We head east along Interstate 20, now getting into parts of Texas I’ve seen, even if I don’t know them well. Eventually, we make it to the Dallas-Fort Worth Metroplex, and the first tune we come across is the 1984 single “Does Fort Worth Ever Cross Your Mind” by George Strait. His gal has gone to Dallas, not far away in miles, but far enough in culture.
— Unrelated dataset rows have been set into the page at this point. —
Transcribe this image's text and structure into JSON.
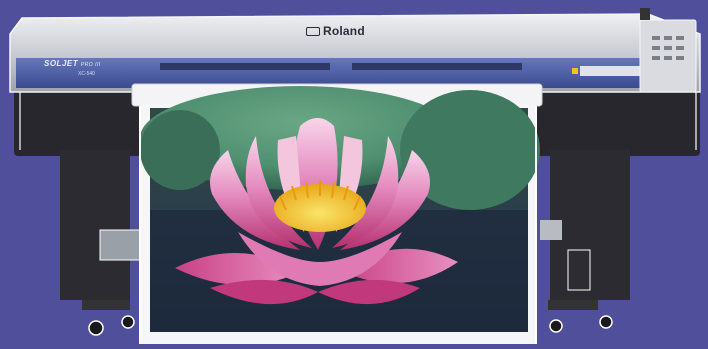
{
  "printer": {
    "brand": "Roland",
    "model": "SOLJET",
    "model_suffix": "PRO III",
    "model_sub": "XC-540"
  },
  "colors": {
    "background": "#4f4f9c",
    "body_silver": "#c9ccd2",
    "front_panel_blue": "#4e5fa6",
    "lower_body": "#2a2a30",
    "lotus_pink": "#e58cc0",
    "lotus_center": "#f6c92b",
    "lily_pad_green": "#4f9070",
    "water_dark": "#1e2c3e"
  },
  "icons": {
    "control_panel": "keypad-panel-icon",
    "brand_logo": "roland-logo-icon"
  }
}
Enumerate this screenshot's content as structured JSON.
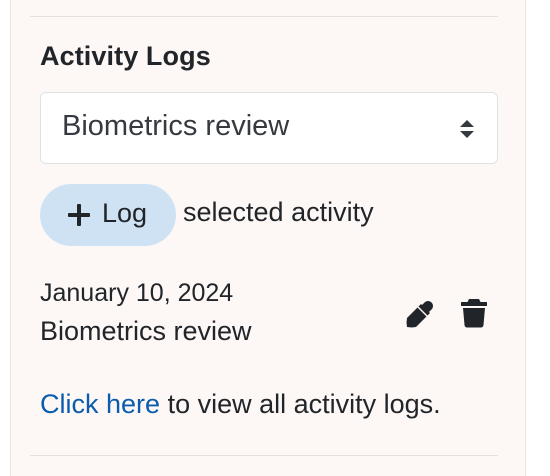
{
  "activity_logs": {
    "title": "Activity Logs",
    "select": {
      "selected_value": "Biometrics review"
    },
    "log_button": {
      "label": "Log",
      "suffix_text": "selected activity"
    },
    "entries": [
      {
        "date": "January 10, 2024",
        "name": "Biometrics review"
      }
    ],
    "footer": {
      "link_text": "Click here",
      "suffix_text": "to view all activity logs."
    }
  },
  "icons": {
    "select": "sort-arrows-icon",
    "add": "plus-icon",
    "edit": "eyedropper-edit-icon",
    "delete": "trash-icon"
  },
  "colors": {
    "panel_background": "#fdf8f6",
    "button_background": "#cfe2f3",
    "link": "#0b5cad"
  }
}
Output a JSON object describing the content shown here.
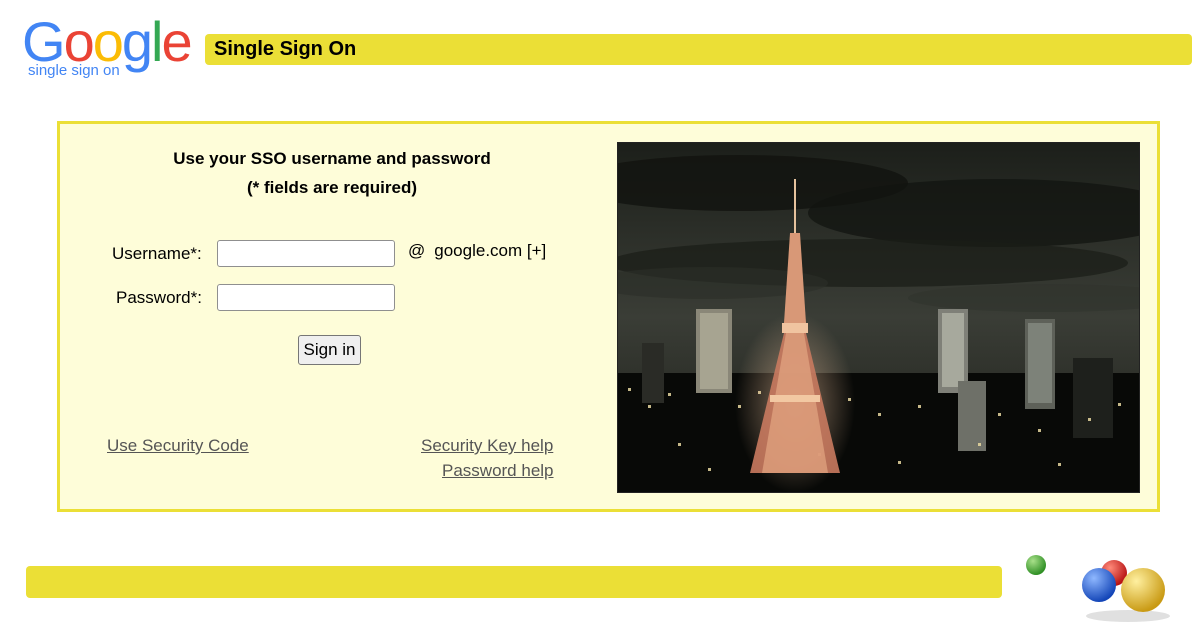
{
  "header": {
    "logo_letters": [
      {
        "ch": "G",
        "color": "#4285f4"
      },
      {
        "ch": "o",
        "color": "#ea4335"
      },
      {
        "ch": "o",
        "color": "#fbbc05"
      },
      {
        "ch": "g",
        "color": "#4285f4"
      },
      {
        "ch": "l",
        "color": "#34a853"
      },
      {
        "ch": "e",
        "color": "#ea4335"
      }
    ],
    "logo_subtitle": "single sign on",
    "title": "Single Sign On"
  },
  "login": {
    "heading": "Use your SSO username and password",
    "subheading": "(* fields are required)",
    "username_label": "Username*:",
    "username_value": "",
    "password_label": "Password*:",
    "password_value": "",
    "at_symbol": "@",
    "domain": "google.com [+]",
    "sign_in_label": "Sign in"
  },
  "links": {
    "security_code": "Use Security Code",
    "security_key_help": "Security Key help",
    "password_help": "Password help"
  },
  "colors": {
    "accent_yellow": "#ebdf36",
    "panel_bg": "#fefdd9",
    "link": "#555555"
  },
  "icons": {
    "decorative_balls": "colored-balls-icon",
    "photo": "tokyo-tower-night-photo"
  }
}
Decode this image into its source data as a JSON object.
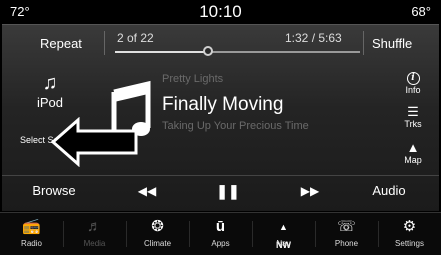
{
  "status": {
    "temp_left": "72°",
    "time": "10:10",
    "temp_right": "68°"
  },
  "controls": {
    "repeat": "Repeat",
    "track_count": "2 of 22",
    "time_readout": "1:32 / 5:63",
    "shuffle": "Shuffle",
    "progress": 0.38
  },
  "source": {
    "label": "iPod",
    "select_source": "Select Source",
    "icon": "music-note-icon"
  },
  "track": {
    "artist": "Pretty Lights",
    "title": "Finally Moving",
    "album": "Taking Up Your Precious Time"
  },
  "right_buttons": [
    {
      "label": "Info",
      "icon": "info-icon"
    },
    {
      "label": "Trks",
      "icon": "tracks-list-icon"
    },
    {
      "label": "Map",
      "icon": "map-icon"
    }
  ],
  "transport": {
    "browse": "Browse",
    "audio": "Audio",
    "rewind_icon": "rewind-icon",
    "pause_icon": "pause-icon",
    "forward_icon": "fast-forward-icon"
  },
  "nav": [
    {
      "label": "Radio",
      "icon": "radio-icon"
    },
    {
      "label": "Media",
      "icon": "media-icon"
    },
    {
      "label": "Climate",
      "icon": "climate-icon"
    },
    {
      "label": "Apps",
      "icon": "apps-icon"
    },
    {
      "label": "Nav",
      "icon": "nav-compass-icon",
      "icon_text": "NW"
    },
    {
      "label": "Phone",
      "icon": "phone-icon"
    },
    {
      "label": "Settings",
      "icon": "settings-icon"
    }
  ]
}
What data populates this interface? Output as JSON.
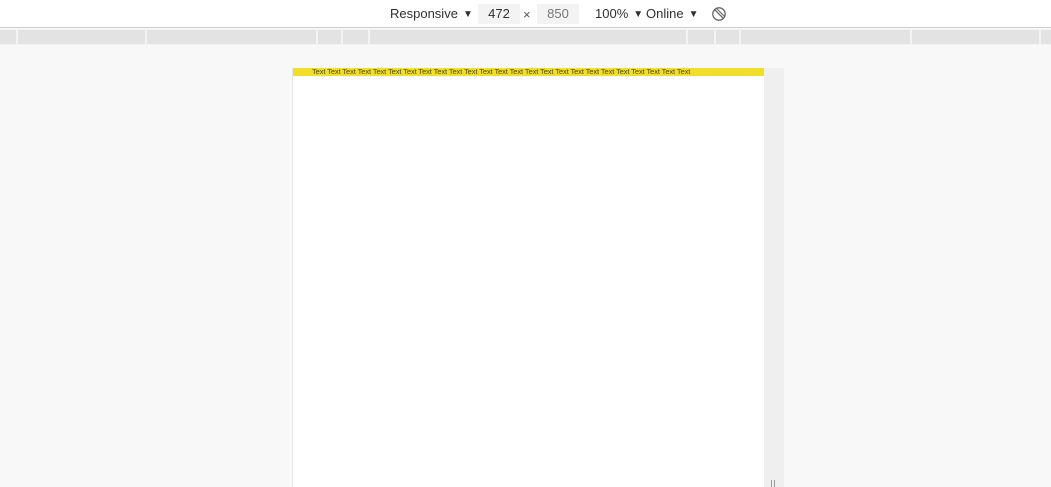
{
  "toolbar": {
    "device_label": "Responsive",
    "width_value": "472",
    "times_symbol": "×",
    "height_value": "850",
    "zoom_label": "100%",
    "throttle_label": "Online",
    "caret": "▼"
  },
  "icons": {
    "rotate": "rotate-icon"
  },
  "viewport": {
    "banner_text": "Text Text Text Text Text Text Text Text Text Text Text Text Text Text Text Text Text Text Text Text Text Text Text Text Text",
    "banner_color": "#f0de2b"
  }
}
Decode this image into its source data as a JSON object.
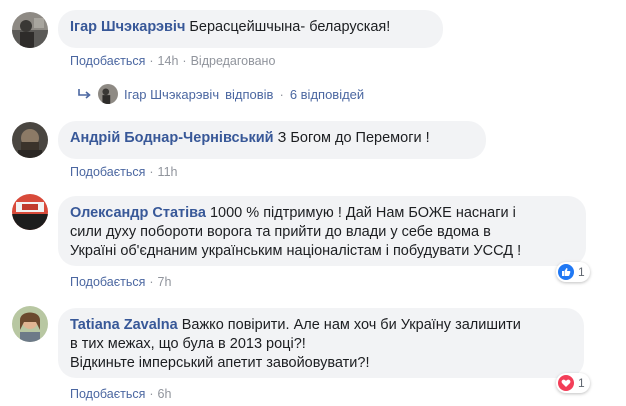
{
  "colors": {
    "link": "#385898",
    "meta": "#90949c",
    "bubble": "#f2f3f5",
    "like_blue": "#2078f4",
    "love_red": "#f33e58"
  },
  "comments": [
    {
      "author": "Ігар Шчэкарэвіч",
      "text": "Берасцейшчына- беларуская!",
      "like_label": "Подобається",
      "time": "14h",
      "edited": "Відредаговано",
      "avatar_icon": "avatar-icon",
      "reply_summary": {
        "author": "Ігар Шчэкарэвіч",
        "replied": "відповів",
        "count": "6 відповідей"
      }
    },
    {
      "author": "Андрій Боднар-Чернівський",
      "text": "З Богом до Перемоги !",
      "like_label": "Подобається",
      "time": "11h",
      "avatar_icon": "avatar-icon"
    },
    {
      "author": "Олександр Статіва",
      "text_lines": [
        "1000 % підтримую ! Дай Нам БОЖЕ наснаги і",
        "сили духу побороти ворога та прийти до влади у себе вдома в",
        "Україні об'єднаним українським націоналістам і побудувати УССД !"
      ],
      "like_label": "Подобається",
      "time": "7h",
      "reaction": {
        "icon": "like-icon",
        "count": "1"
      },
      "avatar_icon": "avatar-icon"
    },
    {
      "author": "Tatiana Zavalna",
      "text_lines": [
        "Важко повірити. Але нам хоч би Україну залишити",
        "в тих межах, що була в 2013 році?!",
        "Відкиньте імперський апетит завойовувати?!"
      ],
      "like_label": "Подобається",
      "time": "6h",
      "reaction": {
        "icon": "love-icon",
        "count": "1"
      },
      "avatar_icon": "avatar-icon"
    }
  ]
}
My take on the two cities – and the Texas Gal generally agrees – is that Dallas is a city that mixes Eastern and Southern cultures in a kind of uneasy truce, while Fort Worth, just thirty or so miles away, is a Western city, and the gap between the two is greater than the distance.
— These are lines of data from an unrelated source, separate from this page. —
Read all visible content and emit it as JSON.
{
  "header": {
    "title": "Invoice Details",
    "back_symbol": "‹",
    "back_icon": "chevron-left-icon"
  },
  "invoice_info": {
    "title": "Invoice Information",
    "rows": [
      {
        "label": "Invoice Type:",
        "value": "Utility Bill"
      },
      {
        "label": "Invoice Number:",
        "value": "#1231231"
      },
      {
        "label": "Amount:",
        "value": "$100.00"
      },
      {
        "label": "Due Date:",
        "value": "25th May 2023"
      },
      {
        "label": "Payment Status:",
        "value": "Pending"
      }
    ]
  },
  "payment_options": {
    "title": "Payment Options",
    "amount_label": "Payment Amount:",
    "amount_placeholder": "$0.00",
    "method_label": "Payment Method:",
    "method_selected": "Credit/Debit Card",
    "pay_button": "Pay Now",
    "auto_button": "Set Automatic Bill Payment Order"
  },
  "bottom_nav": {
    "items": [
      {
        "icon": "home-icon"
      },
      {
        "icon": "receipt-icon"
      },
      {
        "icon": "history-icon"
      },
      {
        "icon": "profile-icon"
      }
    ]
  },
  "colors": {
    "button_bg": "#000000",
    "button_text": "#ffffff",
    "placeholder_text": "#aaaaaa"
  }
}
Strait’s record went to No. 1 on the country chart, one of an incomprehensible number of country hits in his column. (My copy of the Billboard Book of Top Country Hits goes through 2005, and Strait’s total at the time the book came out was eighty; All Music lists at least twenty country hits for Strait since then.) As we leave Fort Worth, we’ll skip Dallas and head south, but as we do, we can listen to Lee Hazlewood’s ‘Fort Worth” from 1968 and what seems to be an obscure single by Steely Dan from 1972 titled “Dallas.”
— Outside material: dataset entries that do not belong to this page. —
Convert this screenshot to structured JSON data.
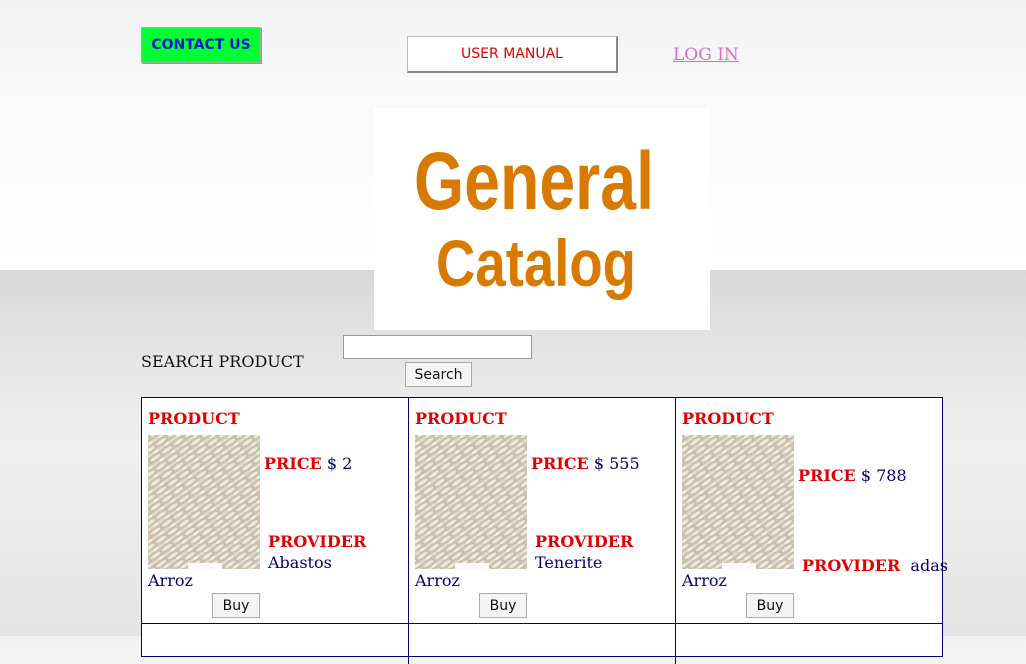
{
  "header": {
    "contact_label": "CONTACT US",
    "manual_label": "USER MANUAL",
    "login_label": "LOG IN"
  },
  "logo": {
    "line1": "General",
    "line2": "Catalog",
    "color": "#d97a00"
  },
  "search": {
    "label": "SEARCH PRODUCT",
    "button_label": "Search",
    "value": ""
  },
  "products": [
    {
      "title": "PRODUCT",
      "price_label": "PRICE",
      "price_value": "$ 2",
      "provider_label": "PROVIDER",
      "provider_value": "Abastos",
      "name": "Arroz",
      "buy_label": "Buy"
    },
    {
      "title": "PRODUCT",
      "price_label": "PRICE",
      "price_value": "$ 555",
      "provider_label": "PROVIDER",
      "provider_value": "Tenerite",
      "name": "Arroz",
      "buy_label": "Buy"
    },
    {
      "title": "PRODUCT",
      "price_label": "PRICE",
      "price_value": "$ 788",
      "provider_label": "PROVIDER",
      "provider_value": "adas",
      "name": "Arroz",
      "buy_label": "Buy"
    }
  ],
  "colors": {
    "contact_bg": "#00ff33",
    "contact_text": "#0019c9",
    "accent_red": "#e00000",
    "navy": "#00006e",
    "login_link": "#d070c8"
  }
}
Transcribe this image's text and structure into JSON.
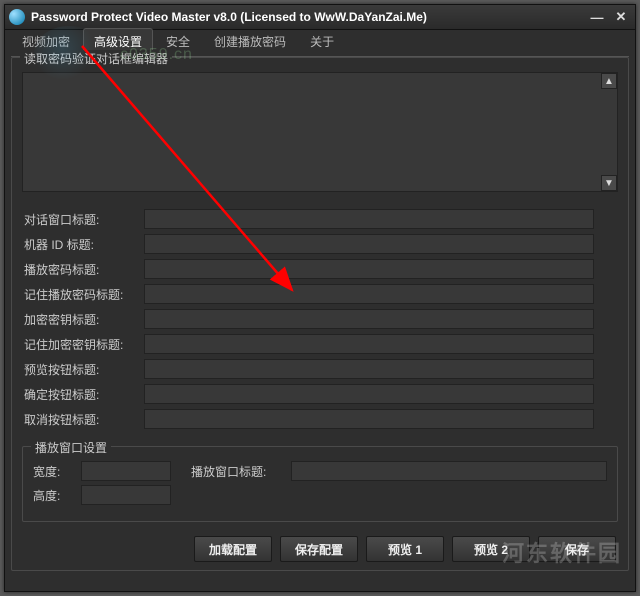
{
  "window": {
    "title": "Password Protect Video Master v8.0 (Licensed to WwW.DaYanZai.Me)"
  },
  "tabs": {
    "items": [
      {
        "label": "视频加密"
      },
      {
        "label": "高级设置"
      },
      {
        "label": "安全"
      },
      {
        "label": "创建播放密码"
      },
      {
        "label": "关于"
      }
    ],
    "active_index": 1
  },
  "editor_group": {
    "title": "读取密码验证对话框编辑器",
    "text": ""
  },
  "fields": [
    {
      "label": "对话窗口标题:",
      "value": ""
    },
    {
      "label": "机器 ID 标题:",
      "value": ""
    },
    {
      "label": "播放密码标题:",
      "value": ""
    },
    {
      "label": "记住播放密码标题:",
      "value": ""
    },
    {
      "label": "加密密钥标题:",
      "value": ""
    },
    {
      "label": "记住加密密钥标题:",
      "value": ""
    },
    {
      "label": "预览按钮标题:",
      "value": ""
    },
    {
      "label": "确定按钮标题:",
      "value": ""
    },
    {
      "label": "取消按钮标题:",
      "value": ""
    }
  ],
  "play_window": {
    "title": "播放窗口设置",
    "width_label": "宽度:",
    "width_value": "",
    "height_label": "高度:",
    "height_value": "",
    "pwtitle_label": "播放窗口标题:",
    "pwtitle_value": ""
  },
  "buttons": {
    "load": "加载配置",
    "save_cfg": "保存配置",
    "preview1": "预览 1",
    "preview2": "预览 2",
    "save": "保存"
  },
  "watermark": {
    "url": "c0359.cn",
    "site": "河东软件园"
  }
}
About ninety miles out of Fort Worth, we reach Waco and the Brazos River, where Billy Walker’s bandito was urging himself on in 1964’s “Cross The Brazos At Waco.”

The record went to No. 2 on the country chart and bubbled under the Hot 100 at No. 128. “Cross The Brazos . . .” was one of thirty-eight records Walker put into the country Top 40 between 1954 and 1976. As we cross the Brazos and prepare to leave Waco, we can listen to Ronnie Dunn’s “How Far To Waco” from his 2011 solo album.

The road bends slightly to the southwest, and 180 miles later, we find ourselves in San Antonio. Bob Wills & His Texas Playboys released two versions of one of his most famous songs: “San Antonio Rose” in 1938 had a traditional string band arrangement, while “New San Antonio Rose” in 1940 added horns and some odd vocal embellishments, but the two were essentially the same song.

As we head through San Antonio, we choose the instrumental “San Antonio Rose” by pianist Floyd Cramer. The 1961 single was the most successful of the records we’re listening to today: It went to No. 8 on both the country and pop charts and to No. 3 on the adult contemporary chart. There are no doubt other tunes about San Antonio, but they’re not on the digital shelves here, and as we drive southwest out of town, we listen to versions of Wills’ tune by Patsy Cline and Leon Russell.

Our last stop today is another 150 or so miles to the south: Laredo, right on the Rio Grande, celebrated in one of the great traditional American songs. The version of “Streets of Laredo” that we hear today is by Willie Nelson, found on his 1968 album Texas In My Soul. Oddly enough, no version of the song has hit the country Top 40, but a version by Johnny Cash bubbled under the Hot 100 at No. 124 in 1965. (The tale of “Streets of Laredo,” as gathered at Wikipedia, is quite interesting.)

And if we’re in a mood for some different Laredo music as we reach the Rio Grande, there’s always the “Nuevo Laredo Polka” by Gilberto López, a 1950 track. And casting regretful thoughts toward records about El Paso, Houston, Brownsville, Galveston and more, we come to a stopping place.